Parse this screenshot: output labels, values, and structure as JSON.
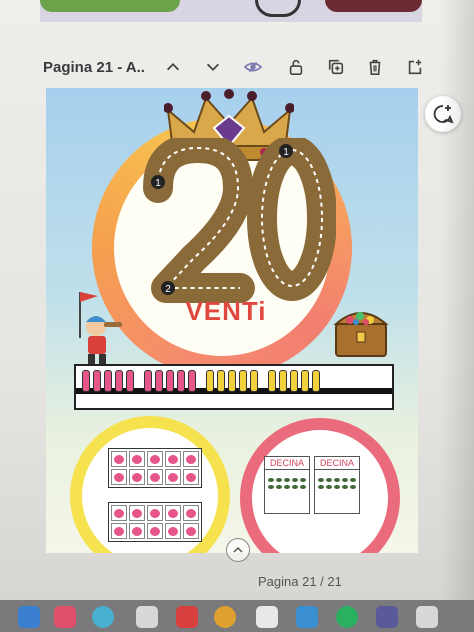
{
  "toolbar": {
    "page_title": "Pagina 21 - A.."
  },
  "page": {
    "number": "20",
    "word": "VENTi",
    "trace_labels": [
      "1",
      "1",
      "2"
    ],
    "decina_labels": [
      "DECINA",
      "DECINA"
    ]
  },
  "footer": {
    "page_counter": "Pagina 21 / 21"
  },
  "colors": {
    "ring": "#f5a04e",
    "number": "#8b6a3a",
    "venti": "#e0473e",
    "pink": "#e6568a",
    "yellow": "#f2d23c"
  },
  "icons": [
    "chevron-up-icon",
    "chevron-down-icon",
    "eye-icon",
    "lock-icon",
    "duplicate-icon",
    "trash-icon",
    "add-page-icon",
    "add-comment-icon"
  ]
}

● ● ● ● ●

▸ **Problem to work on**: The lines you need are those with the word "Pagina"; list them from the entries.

▸ **Answer to the problem**:
    "page_title": "Pagina 21 - A.."
    "page_counter": "Pagina 21 / 21"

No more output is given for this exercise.